Rain rather likes dry soils in a next-generation global climate model

In a recent study, Dr. Junhong Lee and Dr. Cathy Hohenegger show that a next-generation climate model exhibits a different relationship between water stored in the soil and precipitation compared to a state-of-the-art climate model. This finding questions the ability of conventional climate models to answer questions related to climate over land.

Water stored in the soil provides one source of moisture to form clouds and ultimately precipitation. But the importance of this connection between water stored in the soil and precipitation has long been debated. In this study, the authors reassess this connection, for the first time using a climate model with a grid spacing allowing convective storms to be explicitly represented and by simulating the climate over the full globe.
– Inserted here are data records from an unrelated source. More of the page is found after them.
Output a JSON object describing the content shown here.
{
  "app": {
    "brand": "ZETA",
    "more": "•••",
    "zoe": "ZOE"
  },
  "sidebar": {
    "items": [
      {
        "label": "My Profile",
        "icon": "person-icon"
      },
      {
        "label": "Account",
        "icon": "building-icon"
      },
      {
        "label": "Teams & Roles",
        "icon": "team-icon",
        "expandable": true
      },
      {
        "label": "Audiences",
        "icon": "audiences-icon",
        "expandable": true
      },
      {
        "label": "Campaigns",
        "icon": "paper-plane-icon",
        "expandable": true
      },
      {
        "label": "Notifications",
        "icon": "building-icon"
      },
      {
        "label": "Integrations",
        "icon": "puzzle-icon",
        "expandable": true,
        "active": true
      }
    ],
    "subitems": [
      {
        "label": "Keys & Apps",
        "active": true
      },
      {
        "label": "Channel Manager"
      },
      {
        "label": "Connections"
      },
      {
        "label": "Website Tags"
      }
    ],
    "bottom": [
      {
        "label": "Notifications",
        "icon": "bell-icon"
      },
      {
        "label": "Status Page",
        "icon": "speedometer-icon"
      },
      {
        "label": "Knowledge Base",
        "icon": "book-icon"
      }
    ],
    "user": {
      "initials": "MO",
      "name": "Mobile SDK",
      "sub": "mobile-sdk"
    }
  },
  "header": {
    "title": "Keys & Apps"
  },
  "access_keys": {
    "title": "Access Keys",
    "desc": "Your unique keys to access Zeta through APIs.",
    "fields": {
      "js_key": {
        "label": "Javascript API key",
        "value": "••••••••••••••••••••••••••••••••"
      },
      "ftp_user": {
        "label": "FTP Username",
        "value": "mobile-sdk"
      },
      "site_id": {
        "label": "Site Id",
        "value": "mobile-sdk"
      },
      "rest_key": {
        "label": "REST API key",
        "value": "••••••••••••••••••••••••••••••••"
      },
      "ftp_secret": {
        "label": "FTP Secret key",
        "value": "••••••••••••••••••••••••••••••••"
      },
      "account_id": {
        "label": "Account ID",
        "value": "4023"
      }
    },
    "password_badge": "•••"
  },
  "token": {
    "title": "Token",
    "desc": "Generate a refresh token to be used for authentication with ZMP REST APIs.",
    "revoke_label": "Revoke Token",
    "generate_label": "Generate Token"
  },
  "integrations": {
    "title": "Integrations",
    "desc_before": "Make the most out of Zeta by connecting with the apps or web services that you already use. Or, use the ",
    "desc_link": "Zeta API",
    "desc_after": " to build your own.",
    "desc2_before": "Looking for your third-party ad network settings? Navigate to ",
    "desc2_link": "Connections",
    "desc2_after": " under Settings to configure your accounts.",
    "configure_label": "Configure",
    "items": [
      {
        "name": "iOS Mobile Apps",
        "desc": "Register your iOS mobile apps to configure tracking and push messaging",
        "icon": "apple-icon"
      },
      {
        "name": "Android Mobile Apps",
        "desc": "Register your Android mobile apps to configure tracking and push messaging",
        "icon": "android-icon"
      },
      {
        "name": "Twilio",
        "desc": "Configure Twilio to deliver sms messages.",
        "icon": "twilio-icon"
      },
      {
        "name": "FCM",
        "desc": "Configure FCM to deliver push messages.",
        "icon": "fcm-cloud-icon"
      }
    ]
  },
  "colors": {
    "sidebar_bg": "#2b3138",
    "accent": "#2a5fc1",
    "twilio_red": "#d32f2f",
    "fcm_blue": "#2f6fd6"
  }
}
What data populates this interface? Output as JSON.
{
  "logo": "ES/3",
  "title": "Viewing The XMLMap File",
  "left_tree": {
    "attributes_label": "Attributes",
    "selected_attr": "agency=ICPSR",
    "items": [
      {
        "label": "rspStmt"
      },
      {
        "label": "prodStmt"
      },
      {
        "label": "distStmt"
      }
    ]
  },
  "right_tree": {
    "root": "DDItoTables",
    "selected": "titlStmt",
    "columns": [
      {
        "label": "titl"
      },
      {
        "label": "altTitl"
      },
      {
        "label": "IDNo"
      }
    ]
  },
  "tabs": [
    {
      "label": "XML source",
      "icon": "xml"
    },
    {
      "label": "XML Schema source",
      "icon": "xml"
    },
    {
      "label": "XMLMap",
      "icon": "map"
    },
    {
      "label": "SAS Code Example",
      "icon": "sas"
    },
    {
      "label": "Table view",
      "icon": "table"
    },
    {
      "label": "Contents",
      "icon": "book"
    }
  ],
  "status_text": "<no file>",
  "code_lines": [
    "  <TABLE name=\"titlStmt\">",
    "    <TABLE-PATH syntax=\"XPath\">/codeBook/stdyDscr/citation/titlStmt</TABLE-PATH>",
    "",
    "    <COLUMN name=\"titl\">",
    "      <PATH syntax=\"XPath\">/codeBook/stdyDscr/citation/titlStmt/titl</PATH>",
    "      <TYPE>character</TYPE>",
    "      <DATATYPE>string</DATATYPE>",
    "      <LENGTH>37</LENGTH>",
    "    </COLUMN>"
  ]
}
Past studies had either to use a limited integration domain, what prevents convective storms to interact with the large-scale circulation, or a statistical representation of convection due to their coarse grid spacing.

Conventional climate models show a strong positive correlation between daily soil moisture and daily precipitation. In contrast, the authors find only a weak correlation in their global storm-resolving simulation. Moreover, the correlation between daily soil moisture and next-day precipitation even becomes negative: drier soils are favorable for precipitation. Strikingly, whereas precipitation robustly increases with evaporation in conventional climate models, it exhibits a much more complex relationship in the global storm-resolving simulation. This suggests that the amount of water that can be evaporated from the soil is not the main mechanism that controls the precipitation amounts. The weaker correlation between soil moisture and precipitation is also in better agreement with observations.

The findings suggest that precipitation may be too sensitive to the state of the underlying land surface in conventional climate models. As a consequence, such models may overestimate the expected increase in the frequency and intensity of droughts and heatwaves under climate change. They may also be too sensitive to land surface changes, such as deforestation. The findings strongly speak for the use of global storm-resolving climate models to investigate the changing climate over land.

Original publication

Lee, J. and Hohenegger, C., 2024. Weaker land–atmosphere coupling in global storm-resolving simulation. Proceedings of the National Academy of Sciences, 121(12), p.e2314265121, https://doi.org/10.1073/pnas.2314265121


Dr. Junhong Lee
Max Planck Institute for Meteorology